*** RECORDS FOR THIS TASK ***

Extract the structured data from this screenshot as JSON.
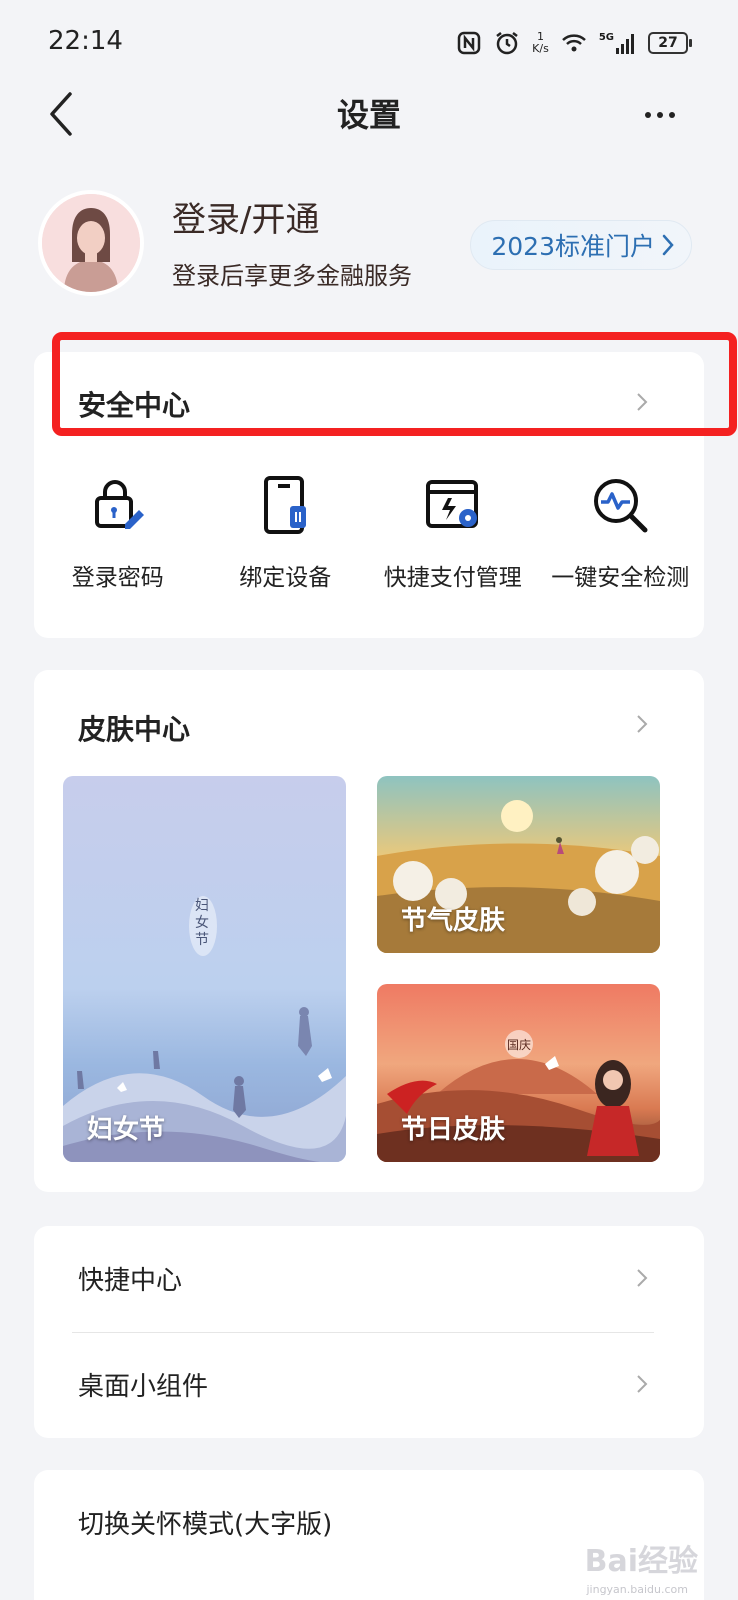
{
  "status_bar": {
    "time": "22:14",
    "netspeed_value": "1",
    "netspeed_unit": "K/s",
    "network": "5G",
    "battery": "27"
  },
  "nav": {
    "title": "设置"
  },
  "profile": {
    "title": "登录/开通",
    "subtitle": "登录后享更多金融服务",
    "portal_label": "2023标准门户"
  },
  "security": {
    "title": "安全中心",
    "items": [
      {
        "label": "登录密码",
        "icon": "lock-edit-icon"
      },
      {
        "label": "绑定设备",
        "icon": "device-link-icon"
      },
      {
        "label": "快捷支付管理",
        "icon": "card-lightning-icon"
      },
      {
        "label": "一键安全检测",
        "icon": "scan-check-icon"
      }
    ]
  },
  "skins": {
    "title": "皮肤中心",
    "items": [
      {
        "label": "妇女节",
        "badge": "妇女节"
      },
      {
        "label": "节气皮肤"
      },
      {
        "label": "节日皮肤",
        "badge": "国庆"
      }
    ]
  },
  "list1": [
    {
      "label": "快捷中心"
    },
    {
      "label": "桌面小组件"
    }
  ],
  "list2": [
    {
      "label": "切换关怀模式(大字版)"
    }
  ],
  "watermark": {
    "text": "Bai经验",
    "sub": "jingyan.baidu.com"
  },
  "colors": {
    "accent": "#2d6fb2",
    "highlight": "#f42121",
    "background": "#f3f4f7"
  }
}
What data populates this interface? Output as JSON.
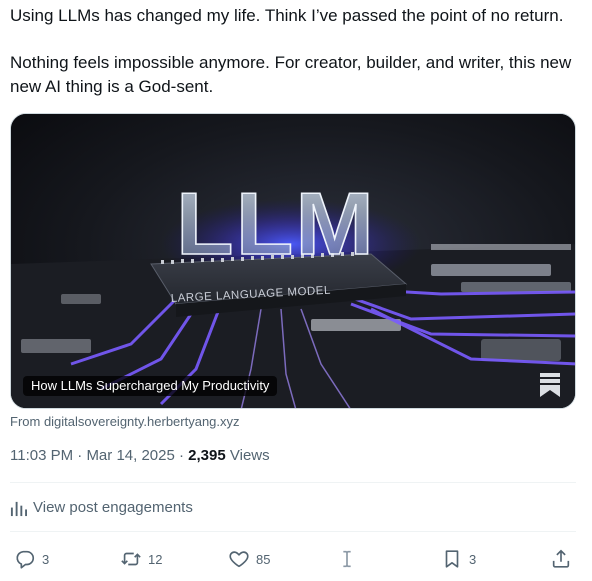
{
  "post": {
    "paragraphs": [
      "Using LLMs has changed my life. Think I’ve passed the point of no return.",
      "Nothing feels impossible anymore. For creator, builder, and writer, this new new AI thing is a God-sent."
    ]
  },
  "card": {
    "image_title": "LLM",
    "image_chip_label": "LARGE LANGUAGE MODEL",
    "caption": "How LLMs Supercharged My Productivity",
    "source": "From digitalsovereignty.herbertyang.xyz",
    "icon": "bookmark-ribbon-icon"
  },
  "meta": {
    "time": "11:03 PM",
    "date": "Mar 14, 2025",
    "separator": "·",
    "views_count": "2,395",
    "views_label": "Views"
  },
  "engagements": {
    "label": "View post engagements",
    "icon": "analytics-bars-icon"
  },
  "actions": {
    "reply": {
      "count": "3",
      "icon": "reply-bubble-icon"
    },
    "repost": {
      "count": "12",
      "icon": "repost-arrows-icon"
    },
    "like": {
      "count": "85",
      "icon": "heart-icon"
    },
    "grok": {
      "icon": "text-cursor-icon"
    },
    "bookmark": {
      "count": "3",
      "icon": "bookmark-icon"
    },
    "share": {
      "icon": "share-upload-icon"
    }
  },
  "colors": {
    "text": "#0f1419",
    "secondary": "#536471",
    "divider": "#eff3f4",
    "accent_glow": "#6a4cff"
  }
}
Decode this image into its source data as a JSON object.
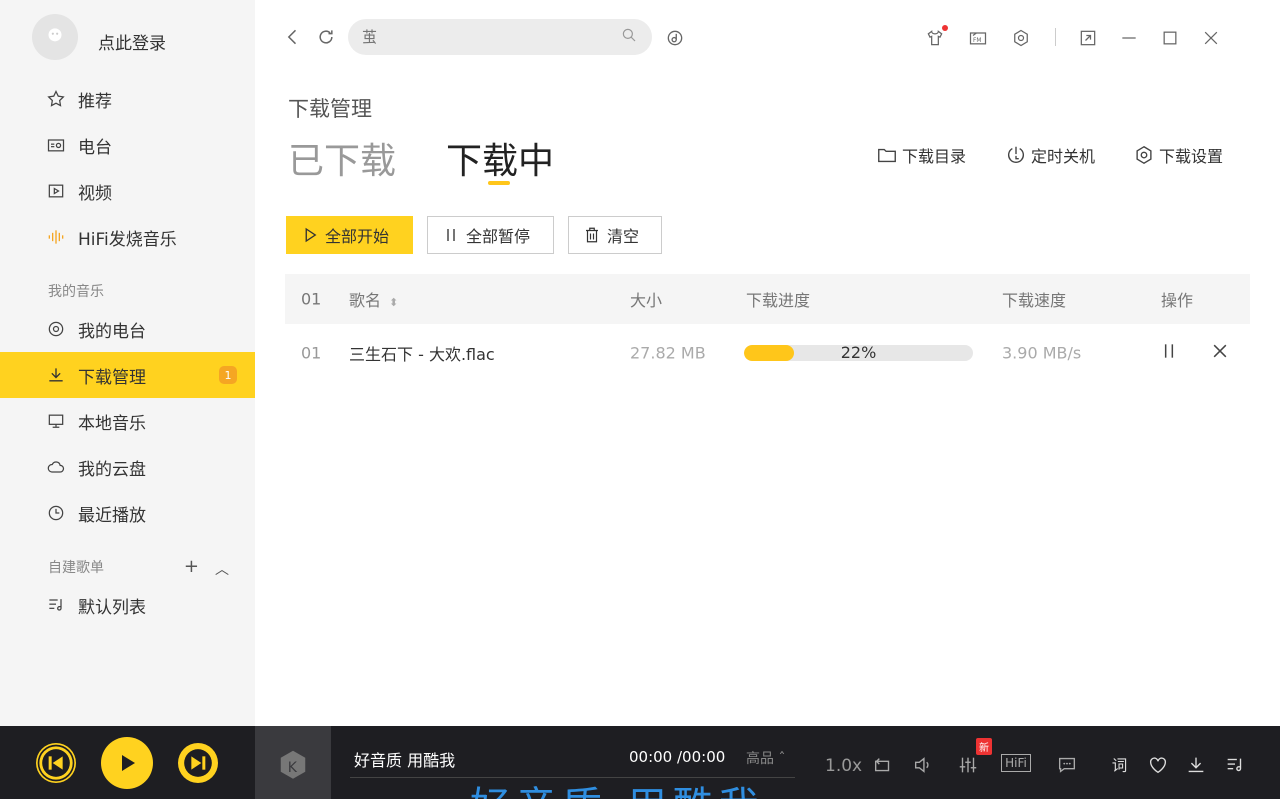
{
  "sidebar": {
    "login_label": "点此登录",
    "items": [
      {
        "label": "推荐"
      },
      {
        "label": "电台"
      },
      {
        "label": "视频"
      },
      {
        "label": "HiFi发烧音乐"
      },
      {
        "label": "我的电台"
      },
      {
        "label": "下载管理",
        "badge": "1"
      },
      {
        "label": "本地音乐"
      },
      {
        "label": "我的云盘"
      },
      {
        "label": "最近播放"
      },
      {
        "label": "默认列表"
      }
    ],
    "section_my_music": "我的音乐",
    "section_playlists": "自建歌单"
  },
  "topbar": {
    "search_placeholder": "茧"
  },
  "main": {
    "page_title": "下载管理",
    "tabs": [
      {
        "label": "已下载"
      },
      {
        "label": "下载中"
      }
    ],
    "tools": {
      "dir": "下载目录",
      "timer": "定时关机",
      "settings": "下载设置"
    },
    "buttons": {
      "start_all": "全部开始",
      "pause_all": "全部暂停",
      "clear": "清空"
    },
    "table": {
      "headers": {
        "index": "01",
        "name": "歌名",
        "size": "大小",
        "progress": "下载进度",
        "speed": "下载速度",
        "ops": "操作"
      },
      "rows": [
        {
          "index": "01",
          "name": "三生石下 - 大欢.flac",
          "size": "27.82 MB",
          "progress_text": "22%",
          "progress_value": 0.22,
          "speed": "3.90 MB/s"
        }
      ]
    }
  },
  "player": {
    "song_title": "好音质 用酷我",
    "time": "00:00 /00:00",
    "quality": "高品 ˆ",
    "lyric": "好音质 用酷我",
    "speed": "1.0x",
    "new_badge": "新",
    "hifi_label": "HiFi"
  },
  "colors": {
    "accent": "#ffd21f",
    "progress": "#ffc61a",
    "player_bg": "#1e1e22",
    "lyric": "#2f8ee0"
  }
}
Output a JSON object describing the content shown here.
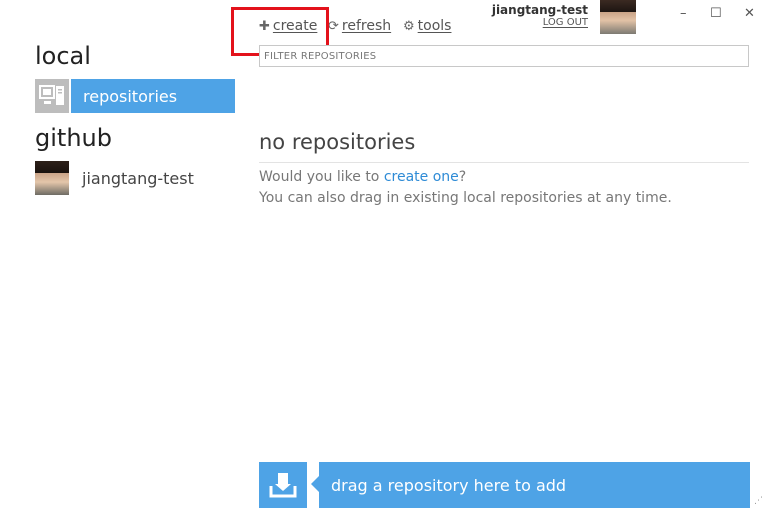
{
  "toolbar": {
    "create_label": "create",
    "refresh_label": "refresh",
    "tools_label": "tools"
  },
  "user": {
    "name": "jiangtang-test",
    "logout_label": "LOG OUT"
  },
  "window_controls": {
    "minimize": "–",
    "maximize": "☐",
    "close": "✕"
  },
  "sidebar": {
    "local_title": "local",
    "local_item_label": "repositories",
    "github_title": "github",
    "github_account": "jiangtang-test"
  },
  "main": {
    "filter_placeholder": "FILTER REPOSITORIES",
    "empty_title": "no repositories",
    "prompt_prefix": "Would you like to ",
    "prompt_link": "create one",
    "prompt_suffix": "?",
    "drag_hint": "You can also drag in existing local repositories at any time."
  },
  "dropzone": {
    "label": "drag a repository here to add"
  },
  "colors": {
    "accent": "#4ea3e6",
    "highlight": "#e3121b",
    "link": "#2e8bd6"
  }
}
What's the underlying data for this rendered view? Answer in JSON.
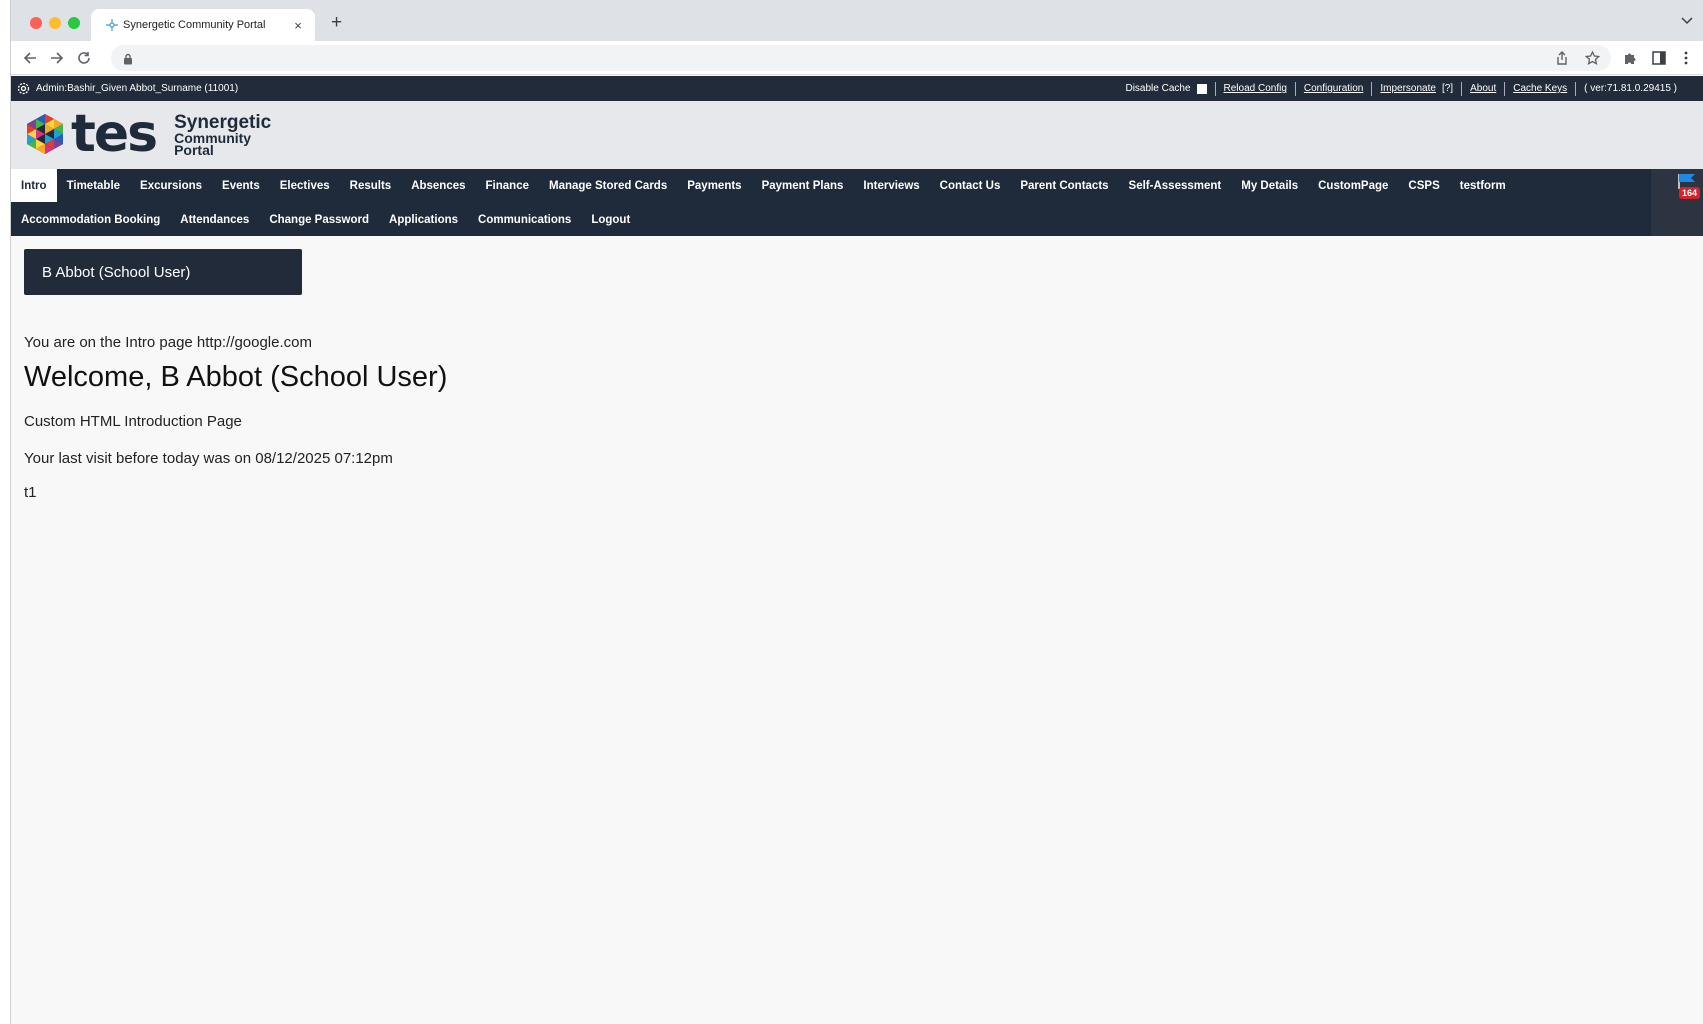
{
  "browser": {
    "tab_title": "Synergetic Community Portal",
    "tab_close": "×",
    "new_tab": "+"
  },
  "adminbar": {
    "user_label": "Admin:Bashir_Given Abbot_Surname (11001)",
    "disable_cache": "Disable Cache",
    "reload_config": "Reload Config",
    "configuration": "Configuration",
    "impersonate": "Impersonate",
    "impersonate_help": "[?]",
    "about": "About",
    "cache_keys": "Cache Keys",
    "version": "( ver:71.81.0.29415 )"
  },
  "logo": {
    "tes": "tes",
    "line1": "Synergetic",
    "line2": "Community",
    "line3": "Portal"
  },
  "nav": {
    "row1": [
      "Intro",
      "Timetable",
      "Excursions",
      "Events",
      "Electives",
      "Results",
      "Absences",
      "Finance",
      "Manage Stored Cards",
      "Payments",
      "Payment Plans",
      "Interviews",
      "Contact Us",
      "Parent Contacts",
      "Self-Assessment",
      "My Details",
      "CustomPage",
      "CSPS",
      "testform"
    ],
    "row2": [
      "Accommodation Booking",
      "Attendances",
      "Change Password",
      "Applications",
      "Communications",
      "Logout"
    ],
    "active": "Intro",
    "flag_count": "164"
  },
  "content": {
    "user_banner": "B Abbot (School User)",
    "intro_line": "You are on the Intro page http://google.com",
    "welcome": "Welcome, B Abbot (School User)",
    "custom_line": "Custom HTML Introduction Page",
    "last_visit": "Your last visit before today was on 08/12/2025 07:12pm",
    "t1": "t1"
  },
  "colors": {
    "nav_bg": "#1f2a3a",
    "header_bg": "#e6e8ec",
    "flag_badge": "#d6232b"
  }
}
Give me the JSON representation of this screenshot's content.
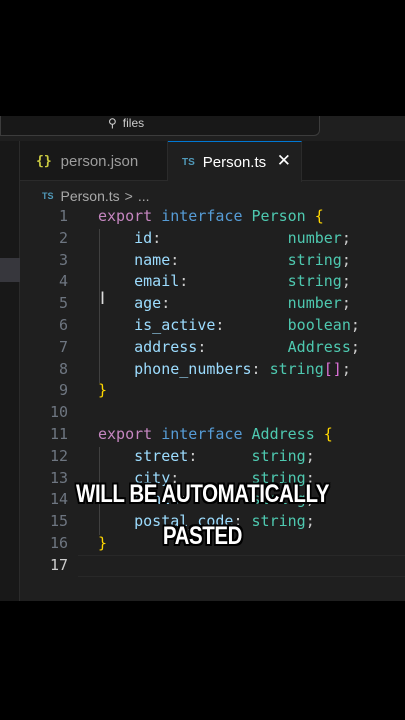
{
  "search": {
    "text": "files"
  },
  "tabs": [
    {
      "label": "person.json",
      "icon": "{}"
    },
    {
      "label": "Person.ts",
      "icon": "TS",
      "close": "✕"
    }
  ],
  "breadcrumb": {
    "icon": "TS",
    "file": "Person.ts",
    "separator": ">",
    "more": "..."
  },
  "caption": {
    "line1": "WILL BE AUTOMATICALLY",
    "line2": "PASTED"
  },
  "editor": {
    "lines": [
      {
        "n": "1",
        "tokens": [
          [
            "kw2",
            "export"
          ],
          [
            "punc",
            " "
          ],
          [
            "kw",
            "interface"
          ],
          [
            "punc",
            " "
          ],
          [
            "type",
            "Person"
          ],
          [
            "punc",
            " "
          ],
          [
            "brace",
            "{"
          ]
        ]
      },
      {
        "n": "2",
        "tokens": [
          [
            "punc",
            "    "
          ],
          [
            "prop",
            "id"
          ],
          [
            "punc",
            ":              "
          ],
          [
            "type",
            "number"
          ],
          [
            "punc",
            ";"
          ]
        ]
      },
      {
        "n": "3",
        "tokens": [
          [
            "punc",
            "    "
          ],
          [
            "prop",
            "name"
          ],
          [
            "punc",
            ":            "
          ],
          [
            "type",
            "string"
          ],
          [
            "punc",
            ";"
          ]
        ]
      },
      {
        "n": "4",
        "tokens": [
          [
            "punc",
            "    "
          ],
          [
            "prop",
            "email"
          ],
          [
            "punc",
            ":           "
          ],
          [
            "type",
            "string"
          ],
          [
            "punc",
            ";"
          ]
        ]
      },
      {
        "n": "5",
        "tokens": [
          [
            "punc",
            "    "
          ],
          [
            "prop",
            "age"
          ],
          [
            "punc",
            ":             "
          ],
          [
            "type",
            "number"
          ],
          [
            "punc",
            ";"
          ]
        ]
      },
      {
        "n": "6",
        "tokens": [
          [
            "punc",
            "    "
          ],
          [
            "prop",
            "is_active"
          ],
          [
            "punc",
            ":       "
          ],
          [
            "type",
            "boolean"
          ],
          [
            "punc",
            ";"
          ]
        ]
      },
      {
        "n": "7",
        "tokens": [
          [
            "punc",
            "    "
          ],
          [
            "prop",
            "address"
          ],
          [
            "punc",
            ":         "
          ],
          [
            "type",
            "Address"
          ],
          [
            "punc",
            ";"
          ]
        ]
      },
      {
        "n": "8",
        "tokens": [
          [
            "punc",
            "    "
          ],
          [
            "prop",
            "phone_numbers"
          ],
          [
            "punc",
            ": "
          ],
          [
            "type",
            "string"
          ],
          [
            "bracket",
            "[]"
          ],
          [
            "punc",
            ";"
          ]
        ]
      },
      {
        "n": "9",
        "tokens": [
          [
            "brace",
            "}"
          ]
        ]
      },
      {
        "n": "10",
        "tokens": []
      },
      {
        "n": "11",
        "tokens": [
          [
            "kw2",
            "export"
          ],
          [
            "punc",
            " "
          ],
          [
            "kw",
            "interface"
          ],
          [
            "punc",
            " "
          ],
          [
            "type",
            "Address"
          ],
          [
            "punc",
            " "
          ],
          [
            "brace",
            "{"
          ]
        ]
      },
      {
        "n": "12",
        "tokens": [
          [
            "punc",
            "    "
          ],
          [
            "prop",
            "street"
          ],
          [
            "punc",
            ":      "
          ],
          [
            "type",
            "string"
          ],
          [
            "punc",
            ";"
          ]
        ]
      },
      {
        "n": "13",
        "tokens": [
          [
            "punc",
            "    "
          ],
          [
            "prop",
            "city"
          ],
          [
            "punc",
            ":        "
          ],
          [
            "type",
            "string"
          ],
          [
            "punc",
            ";"
          ]
        ]
      },
      {
        "n": "14",
        "tokens": [
          [
            "punc",
            "    "
          ],
          [
            "prop",
            "state"
          ],
          [
            "punc",
            ":       "
          ],
          [
            "type",
            "string"
          ],
          [
            "punc",
            ";"
          ]
        ]
      },
      {
        "n": "15",
        "tokens": [
          [
            "punc",
            "    "
          ],
          [
            "prop",
            "postal_code"
          ],
          [
            "punc",
            ": "
          ],
          [
            "type",
            "string"
          ],
          [
            "punc",
            ";"
          ]
        ]
      },
      {
        "n": "16",
        "tokens": [
          [
            "brace",
            "}"
          ]
        ]
      },
      {
        "n": "17",
        "tokens": []
      }
    ]
  }
}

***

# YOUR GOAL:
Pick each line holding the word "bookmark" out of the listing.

# TASK RESPONSE:
    "icon": "bookmark-ribbon-icon"
    "bookmark": {
      "icon": "bookmark-icon"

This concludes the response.